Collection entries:
>>>>>
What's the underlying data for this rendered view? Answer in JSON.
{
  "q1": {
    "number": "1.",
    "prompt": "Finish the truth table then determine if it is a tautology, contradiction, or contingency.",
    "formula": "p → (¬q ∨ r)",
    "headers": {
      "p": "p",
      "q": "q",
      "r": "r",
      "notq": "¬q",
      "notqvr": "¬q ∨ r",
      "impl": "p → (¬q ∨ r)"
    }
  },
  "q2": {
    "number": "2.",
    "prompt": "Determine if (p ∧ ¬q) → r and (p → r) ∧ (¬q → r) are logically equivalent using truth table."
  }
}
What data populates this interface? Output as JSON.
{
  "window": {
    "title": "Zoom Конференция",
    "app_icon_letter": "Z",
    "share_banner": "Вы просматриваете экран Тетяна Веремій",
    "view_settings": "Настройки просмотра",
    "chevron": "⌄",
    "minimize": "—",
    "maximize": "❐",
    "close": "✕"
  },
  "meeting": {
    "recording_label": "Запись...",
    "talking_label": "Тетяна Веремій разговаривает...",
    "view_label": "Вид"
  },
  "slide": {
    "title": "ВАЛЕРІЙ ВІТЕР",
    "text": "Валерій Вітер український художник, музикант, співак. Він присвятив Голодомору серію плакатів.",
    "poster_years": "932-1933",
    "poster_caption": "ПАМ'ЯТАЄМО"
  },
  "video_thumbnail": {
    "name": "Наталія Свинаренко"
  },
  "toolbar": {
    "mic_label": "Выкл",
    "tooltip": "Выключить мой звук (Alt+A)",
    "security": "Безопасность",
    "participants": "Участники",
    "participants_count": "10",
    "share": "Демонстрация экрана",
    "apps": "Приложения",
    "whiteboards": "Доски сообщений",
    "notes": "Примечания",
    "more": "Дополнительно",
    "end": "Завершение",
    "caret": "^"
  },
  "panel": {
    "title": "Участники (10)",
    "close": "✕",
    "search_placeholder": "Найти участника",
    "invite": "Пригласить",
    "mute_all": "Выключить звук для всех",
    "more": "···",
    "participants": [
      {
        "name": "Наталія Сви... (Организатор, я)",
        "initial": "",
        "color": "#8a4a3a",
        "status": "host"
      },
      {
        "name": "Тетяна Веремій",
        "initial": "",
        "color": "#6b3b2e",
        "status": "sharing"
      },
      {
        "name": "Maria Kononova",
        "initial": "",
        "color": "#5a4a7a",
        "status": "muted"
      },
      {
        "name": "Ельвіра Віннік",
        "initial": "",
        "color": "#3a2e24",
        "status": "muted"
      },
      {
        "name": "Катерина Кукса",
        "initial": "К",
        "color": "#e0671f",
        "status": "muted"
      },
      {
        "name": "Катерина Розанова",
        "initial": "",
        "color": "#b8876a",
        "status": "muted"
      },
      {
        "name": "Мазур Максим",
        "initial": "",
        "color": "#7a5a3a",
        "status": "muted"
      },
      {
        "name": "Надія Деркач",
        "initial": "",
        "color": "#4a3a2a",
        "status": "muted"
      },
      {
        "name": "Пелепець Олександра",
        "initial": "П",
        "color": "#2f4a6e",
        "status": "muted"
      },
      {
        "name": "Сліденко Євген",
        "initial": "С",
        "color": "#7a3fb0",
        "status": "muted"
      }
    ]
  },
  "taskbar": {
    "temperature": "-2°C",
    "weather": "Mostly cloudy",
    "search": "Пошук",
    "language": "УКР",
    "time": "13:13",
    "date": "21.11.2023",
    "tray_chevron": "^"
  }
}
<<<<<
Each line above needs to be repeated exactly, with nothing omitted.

* [Response area]
What's the underlying data for this rendered view? Answer in JSON.
{
  "q1": {
    "number": "1.",
    "prompt": "Finish the truth table then determine if it is a tautology, contradiction, or contingency.",
    "formula": "p → (¬q ∨ r)",
    "headers": {
      "p": "p",
      "q": "q",
      "r": "r",
      "notq": "¬q",
      "notqvr": "¬q ∨ r",
      "impl": "p → (¬q ∨ r)"
    }
  },
  "q2": {
    "number": "2.",
    "prompt": "Determine if (p ∧ ¬q) → r and (p → r) ∧ (¬q → r) are logically equivalent using truth table."
  }
}
What data populates this interface? Output as JSON.
{
  "window": {
    "title": "Zoom Конференция",
    "app_icon_letter": "Z",
    "share_banner": "Вы просматриваете экран Тетяна Веремій",
    "view_settings": "Настройки просмотра",
    "chevron": "⌄",
    "minimize": "—",
    "maximize": "❐",
    "close": "✕"
  },
  "meeting": {
    "recording_label": "Запись...",
    "talking_label": "Тетяна Веремій разговаривает...",
    "view_label": "Вид"
  },
  "slide": {
    "title": "ВАЛЕРІЙ ВІТЕР",
    "text": "Валерій Вітер український художник, музикант, співак. Він присвятив Голодомору серію плакатів.",
    "poster_years": "932-1933",
    "poster_caption": "ПАМ'ЯТАЄМО"
  },
  "video_thumbnail": {
    "name": "Наталія Свинаренко"
  },
  "toolbar": {
    "mic_label": "Выкл",
    "tooltip": "Выключить мой звук (Alt+A)",
    "security": "Безопасность",
    "participants": "Участники",
    "participants_count": "10",
    "share": "Демонстрация экрана",
    "apps": "Приложения",
    "whiteboards": "Доски сообщений",
    "notes": "Примечания",
    "more": "Дополнительно",
    "end": "Завершение",
    "caret": "^"
  },
  "panel": {
    "title": "Участники (10)",
    "close": "✕",
    "search_placeholder": "Найти участника",
    "invite": "Пригласить",
    "mute_all": "Выключить звук для всех",
    "more": "···",
    "participants": [
      {
        "name": "Наталія Сви... (Организатор, я)",
        "initial": "",
        "color": "#8a4a3a",
        "status": "host"
      },
      {
        "name": "Тетяна Веремій",
        "initial": "",
        "color": "#6b3b2e",
        "status": "sharing"
      },
      {
        "name": "Maria Kononova",
        "initial": "",
        "color": "#5a4a7a",
        "status": "muted"
      },
      {
        "name": "Ельвіра Віннік",
        "initial": "",
        "color": "#3a2e24",
        "status": "muted"
      },
      {
        "name": "Катерина Кукса",
        "initial": "К",
        "color": "#e0671f",
        "status": "muted"
      },
      {
        "name": "Катерина Розанова",
        "initial": "",
        "color": "#b8876a",
        "status": "muted"
      },
      {
        "name": "Мазур Максим",
        "initial": "",
        "color": "#7a5a3a",
        "status": "muted"
      },
      {
        "name": "Надія Деркач",
        "initial": "",
        "color": "#4a3a2a",
        "status": "muted"
      },
      {
        "name": "Пелепець Олександра",
        "initial": "П",
        "color": "#2f4a6e",
        "status": "muted"
      },
      {
        "name": "Сліденко Євген",
        "initial": "С",
        "color": "#7a3fb0",
        "status": "muted"
      }
    ]
  },
  "taskbar": {
    "temperature": "-2°C",
    "weather": "Mostly cloudy",
    "search": "Пошук",
    "language": "УКР",
    "time": "13:13",
    "date": "21.11.2023",
    "tray_chevron": "^"
  }
}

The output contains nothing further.